■ About this task:
Go through the entries one line at a time, and gather every line that has the word "title".

■ Records supplied:
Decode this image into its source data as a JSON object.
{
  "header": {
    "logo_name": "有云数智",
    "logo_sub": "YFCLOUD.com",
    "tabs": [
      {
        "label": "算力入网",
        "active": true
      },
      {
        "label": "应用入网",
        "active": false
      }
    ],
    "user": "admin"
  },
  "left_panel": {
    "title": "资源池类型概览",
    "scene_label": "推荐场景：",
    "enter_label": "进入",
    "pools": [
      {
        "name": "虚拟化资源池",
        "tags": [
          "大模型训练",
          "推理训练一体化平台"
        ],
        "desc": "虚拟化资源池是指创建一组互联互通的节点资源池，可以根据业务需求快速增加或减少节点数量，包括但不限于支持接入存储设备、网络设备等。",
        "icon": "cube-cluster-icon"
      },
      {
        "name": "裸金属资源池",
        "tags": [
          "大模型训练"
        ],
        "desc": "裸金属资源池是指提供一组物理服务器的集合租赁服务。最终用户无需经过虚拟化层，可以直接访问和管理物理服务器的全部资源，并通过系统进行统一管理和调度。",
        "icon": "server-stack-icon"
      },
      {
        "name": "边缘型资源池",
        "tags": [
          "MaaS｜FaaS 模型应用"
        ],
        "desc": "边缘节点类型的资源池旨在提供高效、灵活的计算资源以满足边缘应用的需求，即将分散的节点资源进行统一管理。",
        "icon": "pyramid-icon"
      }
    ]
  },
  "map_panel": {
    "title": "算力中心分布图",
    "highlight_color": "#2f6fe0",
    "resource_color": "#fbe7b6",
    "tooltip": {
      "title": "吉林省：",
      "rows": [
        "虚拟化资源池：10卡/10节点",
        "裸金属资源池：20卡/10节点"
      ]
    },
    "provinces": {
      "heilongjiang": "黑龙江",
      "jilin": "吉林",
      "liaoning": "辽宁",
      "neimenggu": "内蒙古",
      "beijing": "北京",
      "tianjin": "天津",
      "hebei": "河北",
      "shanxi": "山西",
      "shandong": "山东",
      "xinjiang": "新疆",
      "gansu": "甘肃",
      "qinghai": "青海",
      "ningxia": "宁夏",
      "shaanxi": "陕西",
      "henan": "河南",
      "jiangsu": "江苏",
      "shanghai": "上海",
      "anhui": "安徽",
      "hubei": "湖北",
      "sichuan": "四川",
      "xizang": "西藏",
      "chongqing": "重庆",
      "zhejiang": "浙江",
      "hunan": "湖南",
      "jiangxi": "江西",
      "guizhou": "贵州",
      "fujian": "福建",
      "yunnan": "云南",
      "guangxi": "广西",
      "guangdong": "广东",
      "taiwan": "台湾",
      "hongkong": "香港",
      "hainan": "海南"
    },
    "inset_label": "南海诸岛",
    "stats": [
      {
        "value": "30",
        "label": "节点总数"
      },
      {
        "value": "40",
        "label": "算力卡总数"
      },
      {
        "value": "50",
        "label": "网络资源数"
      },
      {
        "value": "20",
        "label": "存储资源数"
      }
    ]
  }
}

■ Response below:
    "title": "资源池类型概览",
    "title": "算力中心分布图",
      "title": "吉林省：",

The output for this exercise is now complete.